Given its exceptional market position, HII will have large and guaranteed revenues for several tens of years by the world's safest and largest customer. The company already achieved considerable improvement in profitability and leverage, which made its margins in line with the industry even if its activity is supposed to be less profitable than the other Aerospace & Defense activities. The company will continue its strategy of performance improvement, cost reduction, consolidation of operations and disposal of overcapacity. The strong and sustainable cash generation incited the company to continue its constant dividend increase. Since 2012, the company is constantly increasing its stock repurchase program, giving investors strong confidence in the future of the company. In order to address the slow revenue growth, the company is using its expertise in the energy sector to expand into the nuclear energy and oil & gas markets. Such acquisitions and expansion can bring more growth to the company in the long run and can also increase its profitability. The stock is one of the least risky currently available on the market, but is still able to bring capital gain in line or superior to the market and the industry. That is making the stock a perfect fit to any portfolio looking for stocks that are able to decrease risks. Indeed, even if HII's stock may not be able to bring huge returns, it will bring a relatively good amount of safe returns. Given its activity, the company will not be impacted by economic downturn or even recession. Of course, it will still be impacted by change in fiscal and monetary policies, as well as the stock market. The only firm-specific event able to turn the price down (most contracts are granted to HII by default) are bad earnings, which will only have a temporary effect and may create buying opportunities.
Given all of these reasons, I reckon HII is the perfect addition to very efficient Aerospace & Defense stocks with huge potential like Lockheed Martin (NYSE:LMT), Boeing (NYSE:BA), Honeywell (NYSE:HON), General Dynamics, Raytheon, (NYSE:RTN), Northrop Grumman, and Orbital ATK (NYSE:OA).
Disclosure: I/we have no positions in any stocks mentioned, and no plans to initiate any positions within the next 72 hours.
I wrote this article myself, and it expresses my own opinions.

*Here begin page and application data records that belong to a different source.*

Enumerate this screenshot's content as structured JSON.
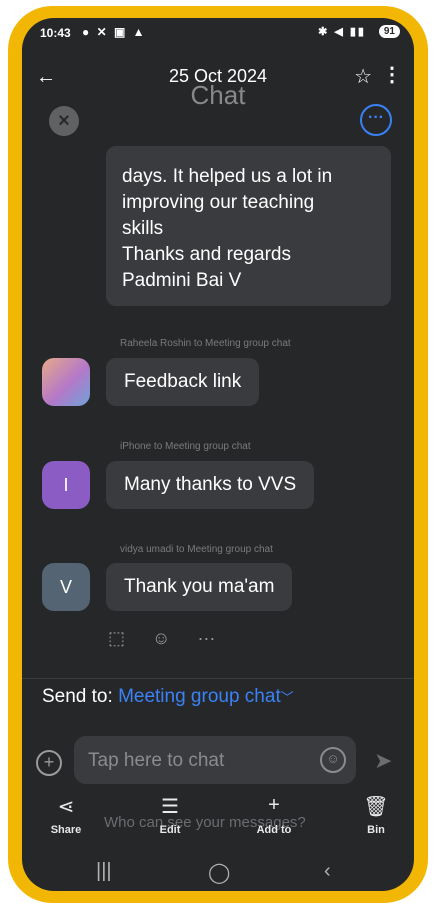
{
  "status_bar": {
    "time": "10:43",
    "battery": "91"
  },
  "header": {
    "date": "25 Oct 2024",
    "title": "Chat"
  },
  "messages": {
    "continued": {
      "lines": [
        "days. It helped us a lot in",
        "improving our teaching",
        "skills",
        "Thanks and regards",
        "Padmini Bai V"
      ]
    },
    "items": [
      {
        "meta": "Raheela Roshin to Meeting group chat",
        "avatar": "",
        "text": "Feedback link"
      },
      {
        "meta": "iPhone to Meeting group chat",
        "avatar": "I",
        "text": "Many thanks to VVS"
      },
      {
        "meta": "vidya umadi to Meeting group chat",
        "avatar": "V",
        "text": "Thank you ma'am"
      }
    ]
  },
  "reactions": {
    "more": "···"
  },
  "send_to": {
    "label": "Send to:",
    "target": "Meeting group chat"
  },
  "composer": {
    "placeholder": "Tap here to chat"
  },
  "privacy_note": "Who can see your messages?",
  "actions": [
    {
      "label": "Share",
      "icon": "share-icon"
    },
    {
      "label": "Edit",
      "icon": "edit-icon"
    },
    {
      "label": "Add to",
      "icon": "add-icon"
    },
    {
      "label": "Bin",
      "icon": "bin-icon"
    }
  ],
  "colors": {
    "frame": "#f2b705",
    "background": "#262729",
    "bubble": "#3a3b3e",
    "accent": "#3b82f6"
  }
}
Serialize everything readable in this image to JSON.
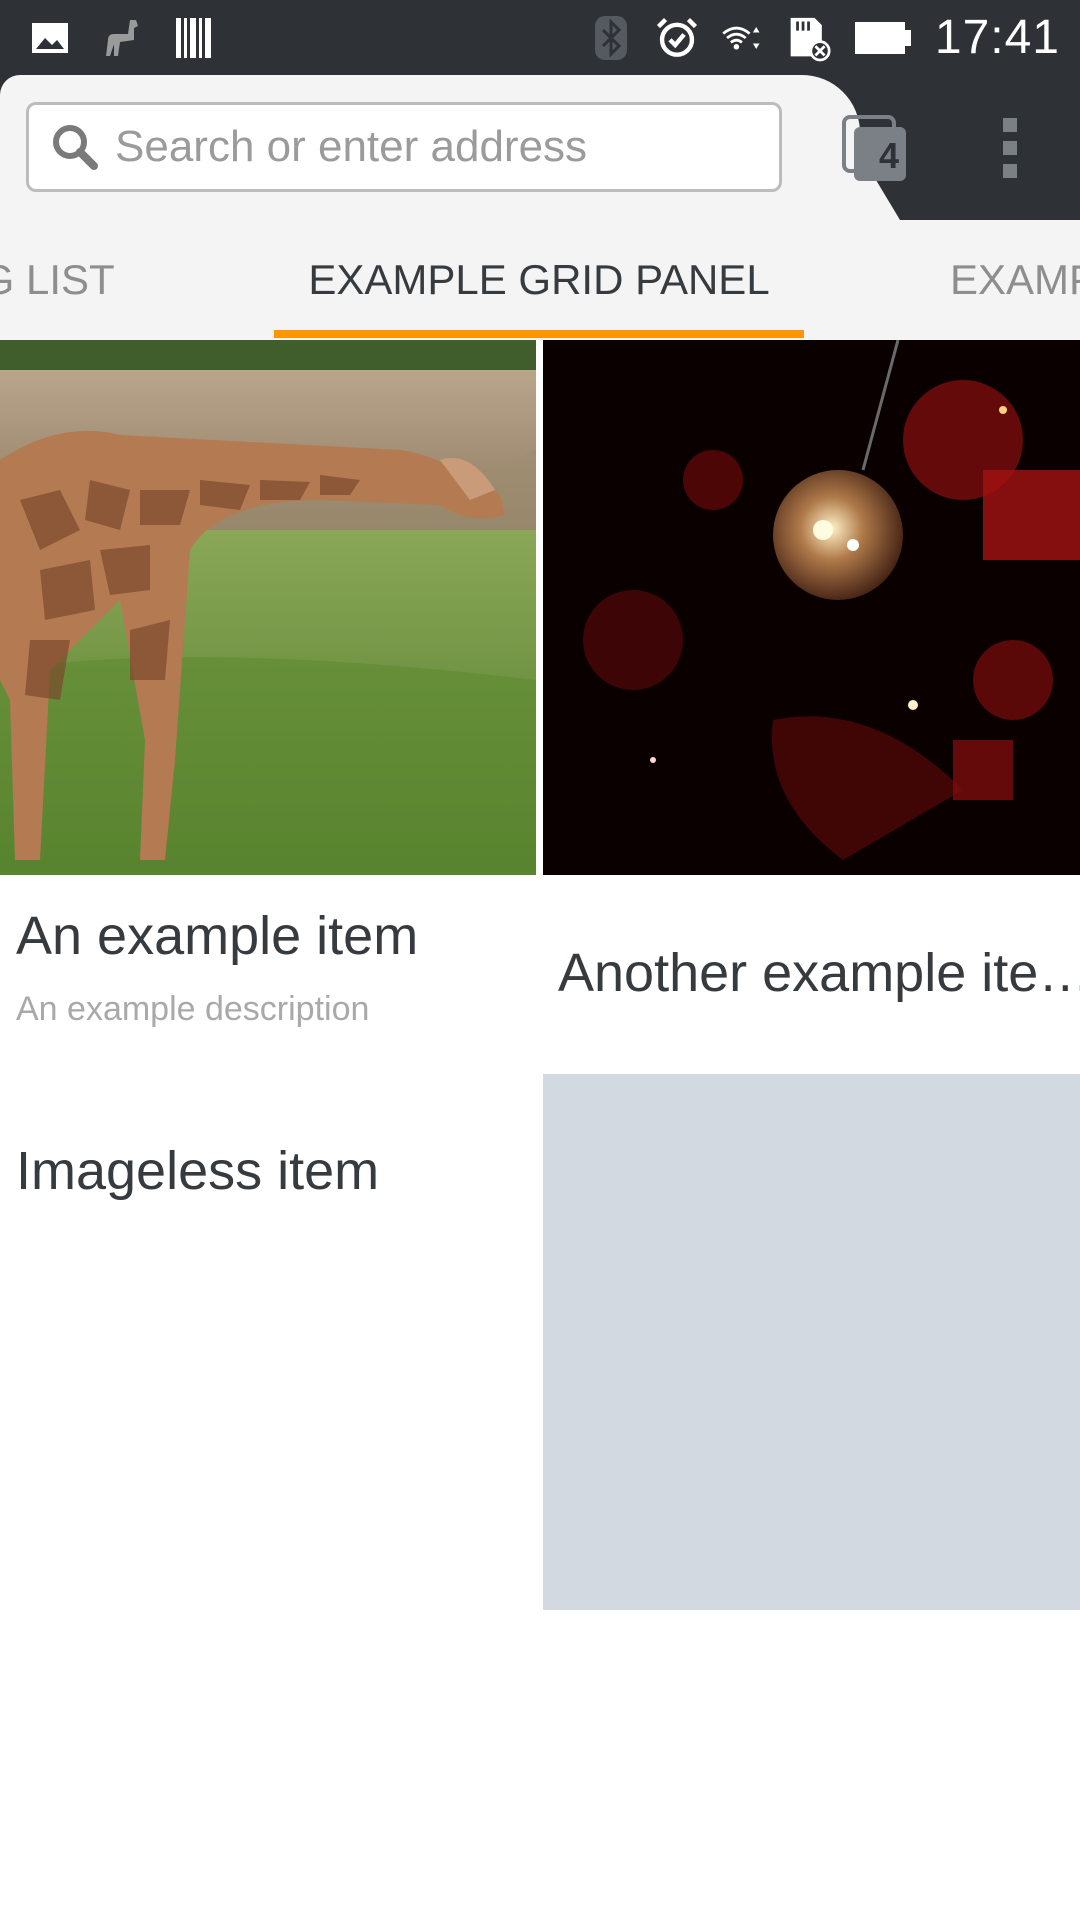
{
  "status_bar": {
    "time": "17:41",
    "left_icons": [
      "picture-notification-icon",
      "llama-notification-icon",
      "barcode-notification-icon"
    ],
    "right_icons": [
      "bluetooth-icon",
      "alarm-icon",
      "wifi-icon",
      "sd-card-error-icon",
      "battery-icon"
    ]
  },
  "toolbar": {
    "url_placeholder": "Search or enter address",
    "tabs_count": "4",
    "colors": {
      "background": "#2e3136",
      "url_bar_bg": "#f4f4f5"
    }
  },
  "tab_strip": {
    "tabs": [
      {
        "label": "IG LIST",
        "active": false
      },
      {
        "label": "EXAMPLE GRID PANEL",
        "active": true
      },
      {
        "label": "EXAMP",
        "active": false
      }
    ],
    "indicator_color": "#ff9500"
  },
  "grid": {
    "items": [
      {
        "title": "An example item",
        "description": "An example description",
        "image": "giraffe"
      },
      {
        "title": "Another example ite…",
        "description": "",
        "image": "disco-ball"
      },
      {
        "title": "Imageless item",
        "description": "",
        "image": ""
      },
      {
        "title": "",
        "description": "",
        "image": "placeholder"
      }
    ]
  }
}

I am not receiving compensation for it. I have no business relationship with any company whose stock is mentioned in this article.